*Supplied entries*
- - -

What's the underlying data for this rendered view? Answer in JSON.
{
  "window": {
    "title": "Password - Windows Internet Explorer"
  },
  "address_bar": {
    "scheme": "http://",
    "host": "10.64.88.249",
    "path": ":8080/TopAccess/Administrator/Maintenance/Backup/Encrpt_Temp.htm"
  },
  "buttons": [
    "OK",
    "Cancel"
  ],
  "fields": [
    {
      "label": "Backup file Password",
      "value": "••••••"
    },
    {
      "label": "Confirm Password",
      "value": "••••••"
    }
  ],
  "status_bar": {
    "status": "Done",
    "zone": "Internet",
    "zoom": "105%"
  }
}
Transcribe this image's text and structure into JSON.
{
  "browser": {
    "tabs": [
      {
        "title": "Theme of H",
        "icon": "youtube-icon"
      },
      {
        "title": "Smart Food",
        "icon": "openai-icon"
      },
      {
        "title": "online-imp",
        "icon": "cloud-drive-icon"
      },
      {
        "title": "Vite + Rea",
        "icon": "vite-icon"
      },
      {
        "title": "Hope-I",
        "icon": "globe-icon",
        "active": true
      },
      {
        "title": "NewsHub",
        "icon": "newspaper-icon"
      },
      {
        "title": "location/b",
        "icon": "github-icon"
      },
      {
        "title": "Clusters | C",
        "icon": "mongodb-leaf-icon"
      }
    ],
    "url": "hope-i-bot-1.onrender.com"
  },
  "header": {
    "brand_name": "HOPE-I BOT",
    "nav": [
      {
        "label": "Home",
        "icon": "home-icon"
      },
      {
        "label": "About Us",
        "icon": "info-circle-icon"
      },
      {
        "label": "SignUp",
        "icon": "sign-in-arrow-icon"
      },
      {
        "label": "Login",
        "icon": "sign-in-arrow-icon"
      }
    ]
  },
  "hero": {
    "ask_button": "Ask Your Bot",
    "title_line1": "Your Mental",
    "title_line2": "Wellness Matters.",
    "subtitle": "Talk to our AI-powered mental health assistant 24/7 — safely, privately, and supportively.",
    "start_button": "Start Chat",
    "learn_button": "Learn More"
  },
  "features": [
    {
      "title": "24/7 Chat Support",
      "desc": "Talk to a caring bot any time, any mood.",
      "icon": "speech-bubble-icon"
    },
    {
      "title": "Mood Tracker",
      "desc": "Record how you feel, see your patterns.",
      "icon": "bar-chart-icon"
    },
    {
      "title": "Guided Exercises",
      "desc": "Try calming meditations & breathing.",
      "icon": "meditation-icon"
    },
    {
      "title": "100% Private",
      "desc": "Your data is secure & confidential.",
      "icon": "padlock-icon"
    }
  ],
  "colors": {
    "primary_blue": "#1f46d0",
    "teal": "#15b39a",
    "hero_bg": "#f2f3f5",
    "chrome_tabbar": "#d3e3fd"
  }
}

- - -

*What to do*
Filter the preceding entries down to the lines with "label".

*Answer box*
      "label": "Backup file Password",
      "label": "Confirm Password",
        "label": "Home",
        "label": "About Us",
        "label": "SignUp",
        "label": "Login",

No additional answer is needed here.